The family of a local man who was left blinded by a medical error while in the care of Beaumont hospital are to attempt to help him to move on with his life after being awarded €5.9million in the High Court last week.
Counsel for 49-year-old Brendan Doyle, who currently resides at Lawson House in Glenbrien, told the court that a shunt, which had been in Mr Doyle's brain since childhood, was removed when he was admitted to Beaumont Hospital in 2011, but had not been re-inserted. This had led to 'tragic consequences' resulting in him being left totally blind.
Denis McCullough SC said for his client, who has cerebral palsy and mild learning disabilities, it was the 'final straw' and he has lived in a nursing home ever since. Approving the settlement Mr Justice Cross said it was a sad incident and it had a catastrophic effect on Mr Doyle. He said the settlement will look after Mr Doyle for the rest of his life.
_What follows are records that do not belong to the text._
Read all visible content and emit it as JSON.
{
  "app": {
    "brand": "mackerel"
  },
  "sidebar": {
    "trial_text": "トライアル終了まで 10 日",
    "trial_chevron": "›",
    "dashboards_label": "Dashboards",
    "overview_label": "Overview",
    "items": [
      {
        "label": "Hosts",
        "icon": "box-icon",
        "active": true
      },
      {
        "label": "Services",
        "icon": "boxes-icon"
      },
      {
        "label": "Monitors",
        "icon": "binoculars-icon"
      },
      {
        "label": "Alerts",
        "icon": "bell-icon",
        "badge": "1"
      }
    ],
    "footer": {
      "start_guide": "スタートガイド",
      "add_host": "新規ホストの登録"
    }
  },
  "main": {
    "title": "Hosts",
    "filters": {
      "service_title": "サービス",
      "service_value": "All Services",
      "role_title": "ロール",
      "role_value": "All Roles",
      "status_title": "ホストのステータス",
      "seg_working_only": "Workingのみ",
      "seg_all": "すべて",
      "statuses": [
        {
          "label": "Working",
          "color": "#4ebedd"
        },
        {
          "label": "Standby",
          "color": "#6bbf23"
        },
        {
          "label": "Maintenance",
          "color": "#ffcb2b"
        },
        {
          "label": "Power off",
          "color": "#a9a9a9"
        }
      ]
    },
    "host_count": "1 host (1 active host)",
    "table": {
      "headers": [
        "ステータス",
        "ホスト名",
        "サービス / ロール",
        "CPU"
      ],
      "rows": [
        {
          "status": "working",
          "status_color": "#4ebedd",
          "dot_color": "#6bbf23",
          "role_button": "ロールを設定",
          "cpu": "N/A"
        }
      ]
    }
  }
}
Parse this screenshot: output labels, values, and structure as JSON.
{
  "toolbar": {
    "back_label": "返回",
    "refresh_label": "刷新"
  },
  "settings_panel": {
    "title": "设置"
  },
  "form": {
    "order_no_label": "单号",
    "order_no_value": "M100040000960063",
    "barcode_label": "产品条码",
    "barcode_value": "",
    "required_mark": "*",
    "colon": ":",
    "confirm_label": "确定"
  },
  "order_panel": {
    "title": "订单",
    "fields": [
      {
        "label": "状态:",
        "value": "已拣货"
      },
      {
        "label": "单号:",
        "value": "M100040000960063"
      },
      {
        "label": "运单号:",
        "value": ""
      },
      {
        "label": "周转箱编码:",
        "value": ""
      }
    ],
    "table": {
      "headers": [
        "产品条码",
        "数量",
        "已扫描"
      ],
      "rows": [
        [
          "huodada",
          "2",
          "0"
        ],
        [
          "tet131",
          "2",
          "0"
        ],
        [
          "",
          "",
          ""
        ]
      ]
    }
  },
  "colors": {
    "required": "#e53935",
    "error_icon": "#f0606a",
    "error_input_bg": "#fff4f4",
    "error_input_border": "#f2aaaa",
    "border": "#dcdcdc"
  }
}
He noted the hospital had admitted liability and had taken a reasonable approach in relation to the future accommodation needs of Mr Doyle, who will now be able to move out of the nursing home.
Brendan's brother John, who is from the Bunclody area, sued Beaumont Hospital on behalf of his brother over the circumstances of his care.
Mr Doyle had had the shunt inserted into his brain since childhood and on June 1, 2011, he was complaining of a headache and vomiting. He attended his local hospital before being referred to Beaumont. It was claimed that due to a suspicion Mr Doyle had sustained a shunt related infection, the brain shunt was removed a few days later and it was decided it was not necessary to re-establish the shunt.
Mr Doyle was discharged from Beaumont Hospital on June 10, 2011 with directions to continue antibiotic therapy and after a few days in his local hospital was discharged on June 16, 2011. It is claimed the next day he was back in the A&E of his local hospital complaining of increased weakness and he had a CT scan. He had another CT scan in July.
Mr Doyle who was complaining of headache was referred back to outpatients at Beaumont Hospital and in August, 2011 his case was reviewed and it is claimed the impression was formed that the man's condition was improving and another CT scan was recommended for December 2011.
In early September 2011, it is claimed Mr Doyle suffered loss of vision and was referred back to Beaumont Hospital where he underwent surgery. Notwithstanding the reinsertion of the brain shunt, Mr Doyle lost his eyesight.
In a statement read aloud by solicitor Michael Boylan outside the court, John Doyle said that the family felt aggrieved that liability was only admitted six and a half years later, in January of this year.
'Brendan has wasted almost seven years of his life in a nursing home with no effective rehabilitation programme, surrounded by elderly patients and having to wait for a call bell to be answered just so he can use the bathroom,' John's statement read.
He continued that Brendan had been very independent before the incident, using bus services independently, writing and enjoying lots of hobbies.
'Before this he required supervision only, rather than care,' John said. 'Brendan was an active and contributing member of his community.'
The family has said they now plan to provide Brendan with a purpose built home of his own and the 24-hour support he needs.
'We and Brendan would return every cent of this settlement were it to mean that he could see again,' John said. 'But we hope that with therapy and proper rehabilitation, Brendan will at least once again become an active member of his community and begin to enjoy life once more. We will leave Dublin now and return to Wexford to start putting arrangements in place so that Brendan will spend Christmas in a suitable home and can start the New Year with a care support package in place that will allow Brendan to surmount the challenges life has presented, as he has bravely done before.'